After a morning working in the vegetable garden and Sara cooking her first roast since Christmas last, we decide to take the dogs for a walk, it being such a super autumn afternoon. We park my Morris at Somerton staithe around 3pm and follow the path skirting around Thain’s farm and alongside the canal straight dungeon river, toward but on the opposite side to Somerton drainage mill, from far off a cow lows repeatedly across the marshes. This is Wentworth Day country, the prolific author on the countryside, wildfowl and his especial delight, punt gunning. He held the tenancy for the whole area, reaching across the golden flat reed beds toward the distant Horsey Mill and beyond the Holmes to the sand dunes at Winterton and then across arable fields up Blood Hill to Martham church.
At the little boathouse the narrow path cuts away toward Martham Broad past the dissected, managed, reed beds and as we near open water we hear the honking grey lags idly drifting in quite a raft, seeing them close up, unbothered even when Tillie splashes around on a sandy beach.
To our left though on a flat recently ploughed sugar beet field we hear more geese, but kind of yappier and see glimpses of them through the trees as they drop down to feed, and through a gap in the hedge see surprisingly thousands, possibly even three thousand, standing shoulder to shoulder, yapping, feeding, slowly moving in one direction feeding and overall a loud humming.
Out of the large sky, skein upon large skein appear at great height and each time the greys on Martham Broad get excited and honk even louder though it is impossible for them to see the newcomers set their paddles and glide downward, one or two even tumble and amidst all this tremendous clamour they land and begin to feed. From the odd grey standing amongst them we can see that these geese are smaller, with stumpy beaks and dark heads and slender necks, their shoulders are blue grey, I think that they are Pink Footed Geese.

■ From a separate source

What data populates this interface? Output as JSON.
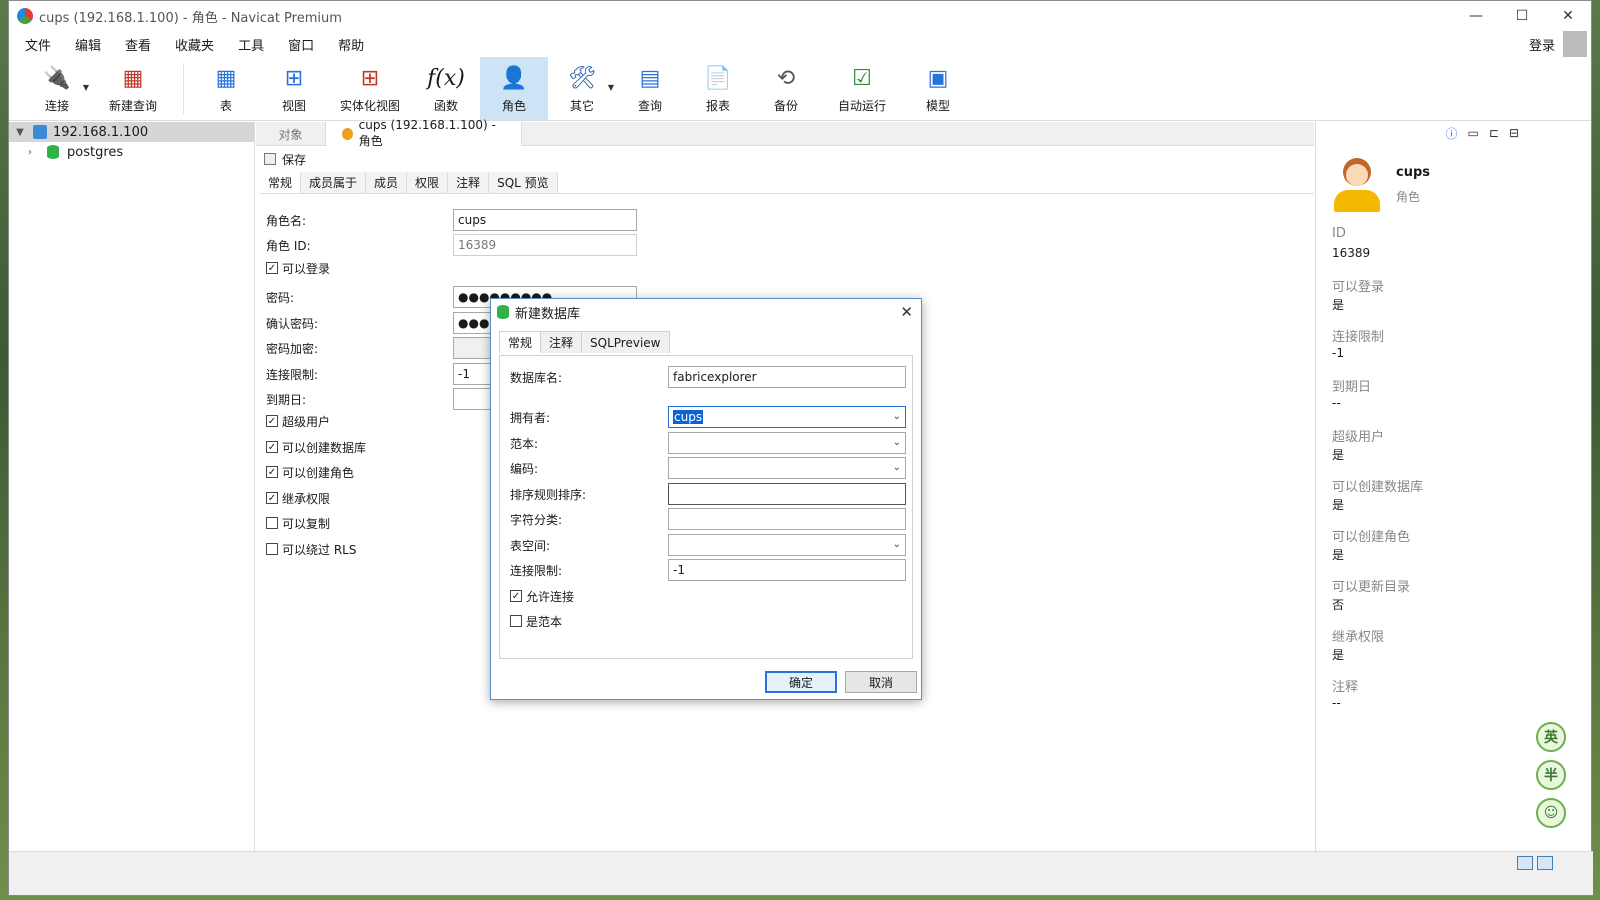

Honking loudly, the greys begin to lift off from the Broad, cross the path and also drop onto the crowded field. After some time we move on through a scrubby little wood and out onto the marshes, in a small meadow two barn owls quarter the lush grass and a herd of sheep graze contentedly until a 4 x 4 parks at the gate and two sheep dogs scamper around and amazingly up flies a peculiar small heron like bird, but smaller, with no neck, one leg is tucked up behind and one long leg trails down, it is a ‘Bottle Bump’ or Bittern, he crosses the path and on into the reed beds, a view of a lifetime.
Our dogs are alert, out of a small grassy depression, a deer emerges, but after he takes a look at us and the sheep dogs, it slowly slinks back into cover and they don’t even know its there.
Dusk begins to fall, odd skeins of geese cross the sky above Holmes drainage mill and suddenly in a crescendo of noise the whole of the Pinks emerge above the trees and swirl away, filling the whole sky towards Hickling. We walk back, the sugar beet field is strangely empty and quiet though the greys have returned to bob about on Martham Broad. Up at the Dungeon river we look back at the sun setting behind Holme Mill, two Marsh harriers glide on the evening air with a couple of business like cormorants crossing a flock of Lapwings fluttering and flickering over Horsey.